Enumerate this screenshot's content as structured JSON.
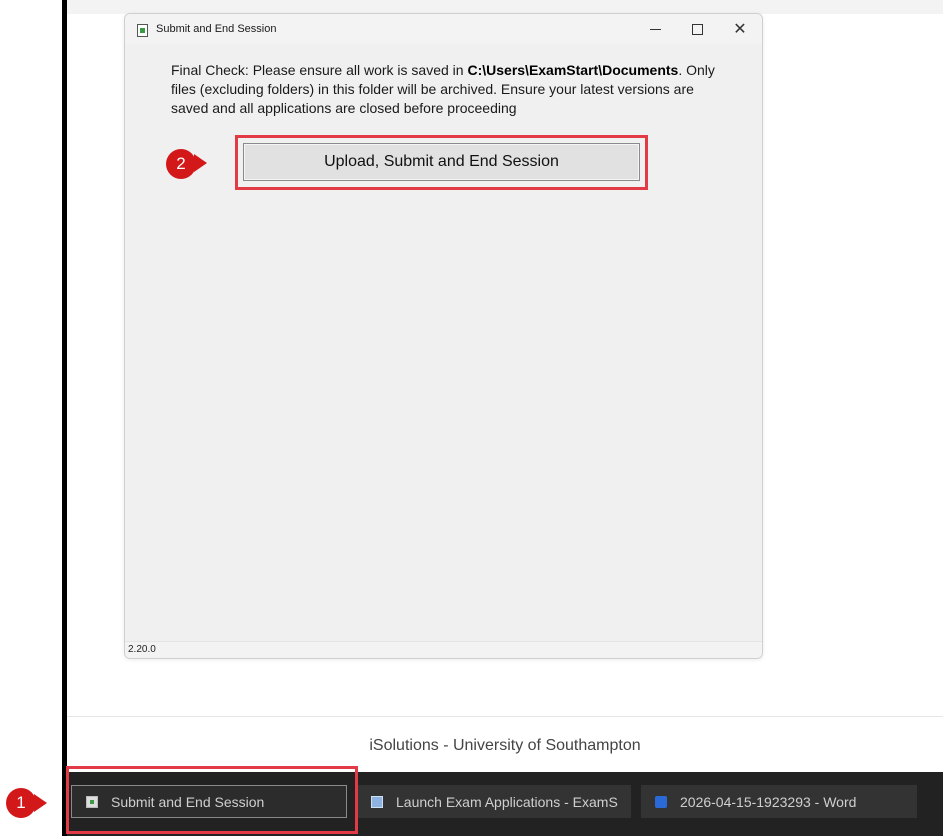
{
  "window": {
    "title": "Submit and End Session",
    "message_part1": "Final Check: Please ensure all work is saved in ",
    "message_path": "C:\\Users\\ExamStart\\Documents",
    "message_part2": ". Only files (excluding folders) in this folder will be archived. Ensure your latest versions are saved and all applications are closed before proceeding",
    "button_label": "Upload, Submit and End Session",
    "version": "2.20.0"
  },
  "callouts": {
    "step1": "1",
    "step2": "2"
  },
  "footer": {
    "text": "iSolutions - University of Southampton"
  },
  "taskbar": {
    "items": [
      {
        "label": "Submit and End Session",
        "icon": "submit-app-icon"
      },
      {
        "label": "Launch Exam Applications - ExamS",
        "icon": "launch-app-icon"
      },
      {
        "label": "2026-04-15-1923293 - Word",
        "icon": "word-icon"
      }
    ]
  },
  "colors": {
    "highlight": "#e23b45",
    "callout": "#d3181a",
    "taskbar": "#222222"
  }
}
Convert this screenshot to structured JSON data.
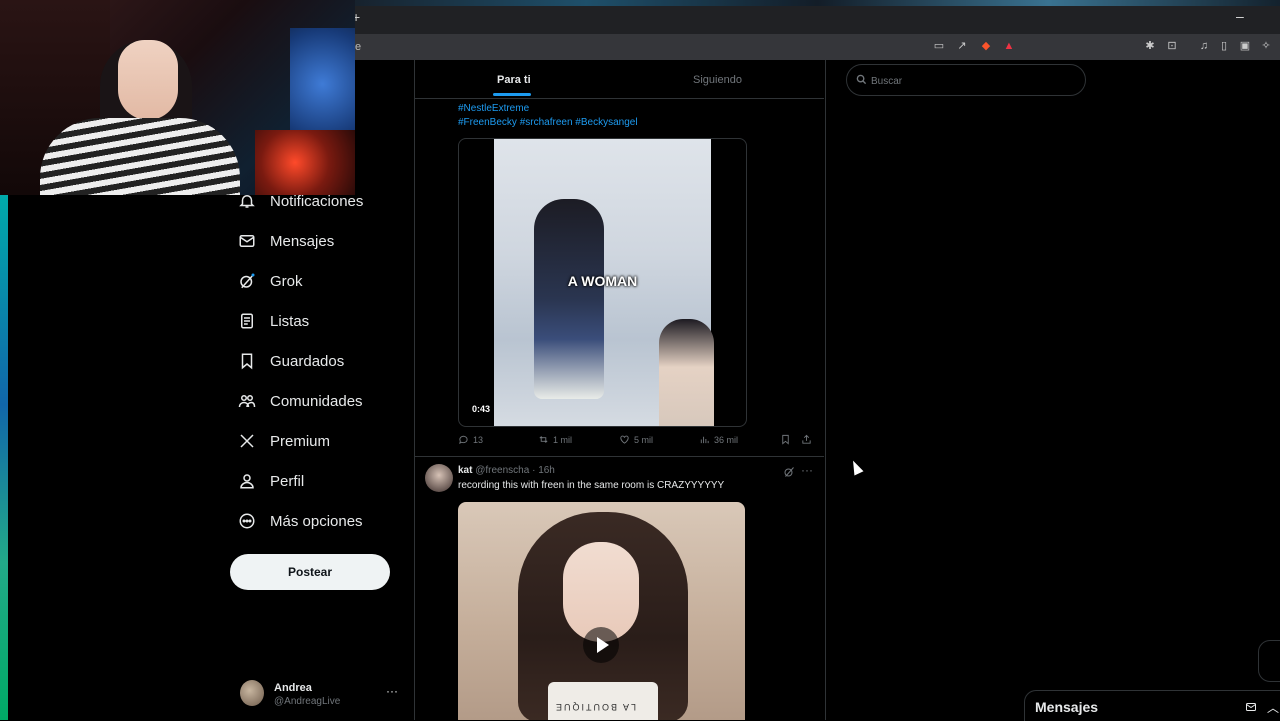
{
  "browser": {
    "address_text": "e",
    "new_tab_symbol": "+",
    "minimize_symbol": "–"
  },
  "sidebar": {
    "items": [
      {
        "label": "Notificaciones",
        "icon": "bell-icon"
      },
      {
        "label": "Mensajes",
        "icon": "envelope-icon"
      },
      {
        "label": "Grok",
        "icon": "grok-icon"
      },
      {
        "label": "Listas",
        "icon": "list-icon"
      },
      {
        "label": "Guardados",
        "icon": "bookmark-icon"
      },
      {
        "label": "Comunidades",
        "icon": "people-icon"
      },
      {
        "label": "Premium",
        "icon": "x-logo-icon"
      },
      {
        "label": "Perfil",
        "icon": "person-icon"
      },
      {
        "label": "Más opciones",
        "icon": "more-circle-icon"
      }
    ],
    "post_button": "Postear",
    "profile": {
      "name": "Andrea",
      "handle": "@AndreagLive",
      "more": "···"
    }
  },
  "timeline": {
    "tabs": [
      {
        "label": "Para ti",
        "active": true
      },
      {
        "label": "Siguiendo",
        "active": false
      }
    ],
    "tweet1": {
      "hashtags_line1": "#NestleExtreme",
      "hashtags_line2": "#FreenBecky #srchafreen #Beckysangel",
      "video_overlay": "A WOMAN",
      "video_duration": "0:43",
      "stats": {
        "replies": "13",
        "reposts": "1 mil",
        "likes": "5 mil",
        "views": "36 mil"
      }
    },
    "tweet2": {
      "name": "kat",
      "handle_time": "@freenscha · 16h",
      "text": "recording this with freen in the same room is CRAZYYYYYY",
      "shirt_text": "LA BOUTIQUE"
    }
  },
  "search": {
    "placeholder": "Buscar"
  },
  "messages_drawer": {
    "title": "Mensajes",
    "collapse_symbol": "︿"
  },
  "colors": {
    "accent": "#1d9bf0",
    "background": "#000000",
    "text": "#e7e9ea",
    "muted": "#71767b",
    "border": "#2f3336"
  }
}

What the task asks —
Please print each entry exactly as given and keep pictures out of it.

Answer box —
Enumerate this screenshot's content as structured JSON.
{
  "window": {
    "title": "Submit and End Session",
    "message_part1": "Final Check: Please ensure all work is saved in ",
    "message_path": "C:\\Users\\ExamStart\\Documents",
    "message_part2": ". Only files (excluding folders) in this folder will be archived. Ensure your latest versions are saved and all applications are closed before proceeding",
    "button_label": "Upload, Submit and End Session",
    "version": "2.20.0"
  },
  "callouts": {
    "step1": "1",
    "step2": "2"
  },
  "footer": {
    "text": "iSolutions - University of Southampton"
  },
  "taskbar": {
    "items": [
      {
        "label": "Submit and End Session",
        "icon": "submit-app-icon"
      },
      {
        "label": "Launch Exam Applications - ExamS",
        "icon": "launch-app-icon"
      },
      {
        "label": "2026-04-15-1923293 - Word",
        "icon": "word-icon"
      }
    ]
  },
  "colors": {
    "highlight": "#e23b45",
    "callout": "#d3181a",
    "taskbar": "#222222"
  }
}
Convert this screenshot to structured JSON data.
{
  "browser": {
    "address_text": "e",
    "new_tab_symbol": "+",
    "minimize_symbol": "–"
  },
  "sidebar": {
    "items": [
      {
        "label": "Notificaciones",
        "icon": "bell-icon"
      },
      {
        "label": "Mensajes",
        "icon": "envelope-icon"
      },
      {
        "label": "Grok",
        "icon": "grok-icon"
      },
      {
        "label": "Listas",
        "icon": "list-icon"
      },
      {
        "label": "Guardados",
        "icon": "bookmark-icon"
      },
      {
        "label": "Comunidades",
        "icon": "people-icon"
      },
      {
        "label": "Premium",
        "icon": "x-logo-icon"
      },
      {
        "label": "Perfil",
        "icon": "person-icon"
      },
      {
        "label": "Más opciones",
        "icon": "more-circle-icon"
      }
    ],
    "post_button": "Postear",
    "profile": {
      "name": "Andrea",
      "handle": "@AndreagLive",
      "more": "···"
    }
  },
  "timeline": {
    "tabs": [
      {
        "label": "Para ti",
        "active": true
      },
      {
        "label": "Siguiendo",
        "active": false
      }
    ],
    "tweet1": {
      "hashtags_line1": "#NestleExtreme",
      "hashtags_line2": "#FreenBecky #srchafreen #Beckysangel",
      "video_overlay": "A WOMAN",
      "video_duration": "0:43",
      "stats": {
        "replies": "13",
        "reposts": "1 mil",
        "likes": "5 mil",
        "views": "36 mil"
      }
    },
    "tweet2": {
      "name": "kat",
      "handle_time": "@freenscha · 16h",
      "text": "recording this with freen in the same room is CRAZYYYYYY",
      "shirt_text": "LA BOUTIQUE"
    }
  },
  "search": {
    "placeholder": "Buscar"
  },
  "messages_drawer": {
    "title": "Mensajes",
    "collapse_symbol": "︿"
  },
  "colors": {
    "accent": "#1d9bf0",
    "background": "#000000",
    "text": "#e7e9ea",
    "muted": "#71767b",
    "border": "#2f3336"
  }
}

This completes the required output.